**Entries from a dataset of interfaces**

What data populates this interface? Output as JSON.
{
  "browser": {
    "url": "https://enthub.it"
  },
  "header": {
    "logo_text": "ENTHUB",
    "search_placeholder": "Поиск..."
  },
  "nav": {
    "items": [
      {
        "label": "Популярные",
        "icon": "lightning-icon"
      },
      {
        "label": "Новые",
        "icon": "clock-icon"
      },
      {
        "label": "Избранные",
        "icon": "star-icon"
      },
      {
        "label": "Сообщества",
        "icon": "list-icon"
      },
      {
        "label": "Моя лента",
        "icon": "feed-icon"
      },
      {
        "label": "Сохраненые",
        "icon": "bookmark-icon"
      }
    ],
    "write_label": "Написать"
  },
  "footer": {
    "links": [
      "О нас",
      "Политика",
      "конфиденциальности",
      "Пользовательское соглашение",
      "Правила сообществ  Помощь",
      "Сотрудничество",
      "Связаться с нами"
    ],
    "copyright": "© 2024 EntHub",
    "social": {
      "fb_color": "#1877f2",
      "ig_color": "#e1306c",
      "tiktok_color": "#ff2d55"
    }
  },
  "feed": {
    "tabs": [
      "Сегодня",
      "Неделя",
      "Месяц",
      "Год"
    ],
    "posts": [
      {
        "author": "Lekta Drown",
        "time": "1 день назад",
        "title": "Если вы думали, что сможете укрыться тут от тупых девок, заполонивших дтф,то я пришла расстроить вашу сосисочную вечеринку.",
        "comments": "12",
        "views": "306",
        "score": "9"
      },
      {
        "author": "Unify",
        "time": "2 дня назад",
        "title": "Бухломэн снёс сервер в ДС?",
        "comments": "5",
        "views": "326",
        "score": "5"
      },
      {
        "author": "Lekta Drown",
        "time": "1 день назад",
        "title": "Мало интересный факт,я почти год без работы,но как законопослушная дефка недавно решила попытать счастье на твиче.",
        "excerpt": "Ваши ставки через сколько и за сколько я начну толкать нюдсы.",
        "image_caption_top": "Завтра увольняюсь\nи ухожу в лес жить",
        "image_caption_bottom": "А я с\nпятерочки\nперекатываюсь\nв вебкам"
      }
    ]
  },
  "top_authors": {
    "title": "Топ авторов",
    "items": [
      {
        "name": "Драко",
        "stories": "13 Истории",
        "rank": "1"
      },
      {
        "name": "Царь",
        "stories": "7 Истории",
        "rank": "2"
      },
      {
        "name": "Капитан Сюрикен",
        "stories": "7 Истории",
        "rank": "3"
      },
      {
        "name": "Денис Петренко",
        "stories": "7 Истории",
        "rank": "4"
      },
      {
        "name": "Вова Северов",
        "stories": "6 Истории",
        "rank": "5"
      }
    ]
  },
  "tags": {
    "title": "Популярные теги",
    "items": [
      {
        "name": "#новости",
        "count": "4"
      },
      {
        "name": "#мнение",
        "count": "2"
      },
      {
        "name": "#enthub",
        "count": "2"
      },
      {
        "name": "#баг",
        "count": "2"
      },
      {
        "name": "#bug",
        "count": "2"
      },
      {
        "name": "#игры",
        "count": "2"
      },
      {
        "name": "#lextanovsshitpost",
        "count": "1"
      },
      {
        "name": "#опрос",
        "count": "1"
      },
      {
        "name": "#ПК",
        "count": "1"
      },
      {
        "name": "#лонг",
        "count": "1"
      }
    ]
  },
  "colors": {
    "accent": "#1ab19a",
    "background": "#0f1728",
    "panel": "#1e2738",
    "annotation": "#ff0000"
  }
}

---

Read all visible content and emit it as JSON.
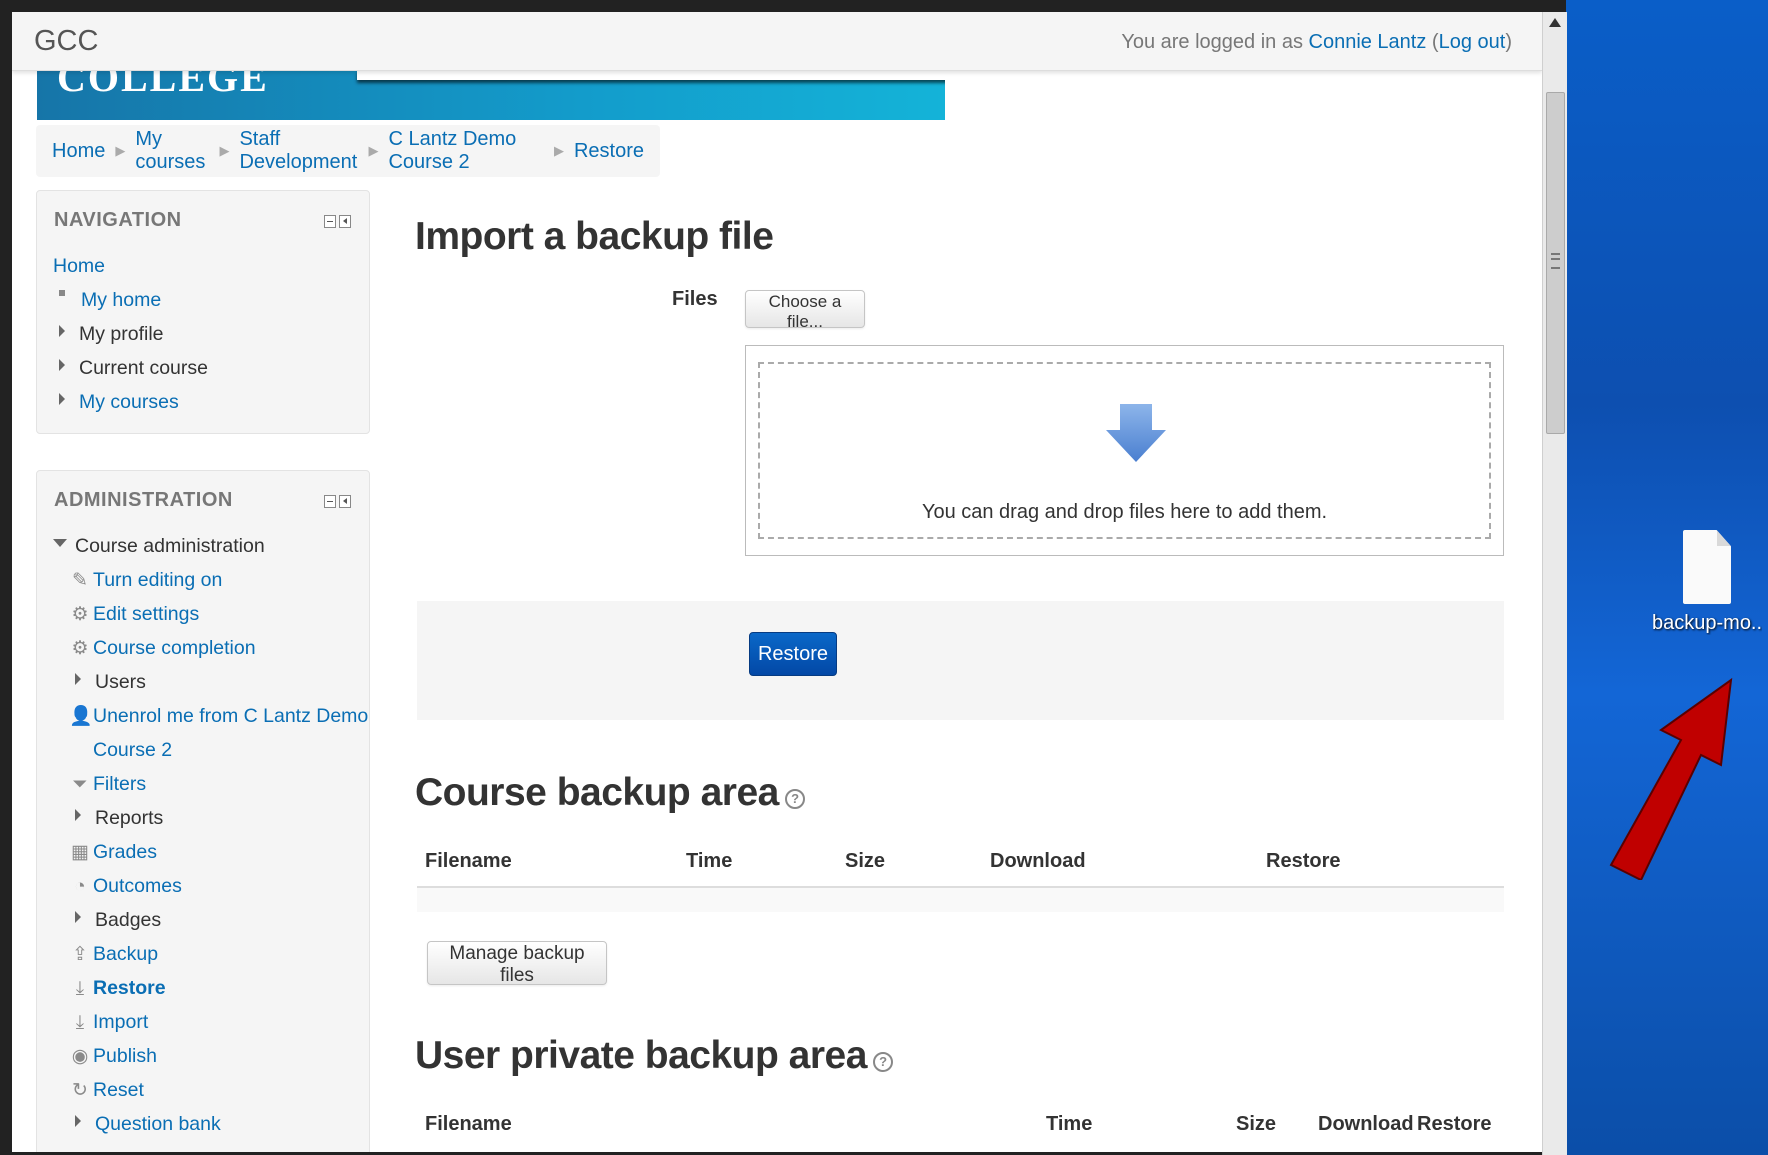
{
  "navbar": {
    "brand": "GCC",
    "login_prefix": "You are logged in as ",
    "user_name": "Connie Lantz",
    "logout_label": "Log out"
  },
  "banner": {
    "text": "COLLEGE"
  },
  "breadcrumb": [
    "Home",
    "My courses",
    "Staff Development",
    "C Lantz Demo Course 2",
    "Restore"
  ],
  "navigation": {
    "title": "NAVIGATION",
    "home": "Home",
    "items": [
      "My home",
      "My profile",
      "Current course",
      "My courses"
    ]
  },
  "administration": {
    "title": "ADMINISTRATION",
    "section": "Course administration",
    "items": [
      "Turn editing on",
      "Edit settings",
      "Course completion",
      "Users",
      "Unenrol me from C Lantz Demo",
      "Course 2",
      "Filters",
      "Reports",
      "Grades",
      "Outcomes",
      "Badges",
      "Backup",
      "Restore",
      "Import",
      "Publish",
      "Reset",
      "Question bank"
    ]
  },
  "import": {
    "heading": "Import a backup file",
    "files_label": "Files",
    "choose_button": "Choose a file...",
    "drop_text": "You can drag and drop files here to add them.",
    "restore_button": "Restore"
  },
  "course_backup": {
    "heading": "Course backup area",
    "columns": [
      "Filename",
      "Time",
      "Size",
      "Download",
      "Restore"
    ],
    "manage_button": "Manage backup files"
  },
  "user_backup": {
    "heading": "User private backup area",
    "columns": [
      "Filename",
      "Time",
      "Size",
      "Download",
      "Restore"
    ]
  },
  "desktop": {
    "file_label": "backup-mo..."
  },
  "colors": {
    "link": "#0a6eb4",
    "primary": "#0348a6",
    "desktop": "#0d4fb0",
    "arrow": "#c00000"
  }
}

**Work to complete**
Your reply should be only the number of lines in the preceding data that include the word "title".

**Output below**
7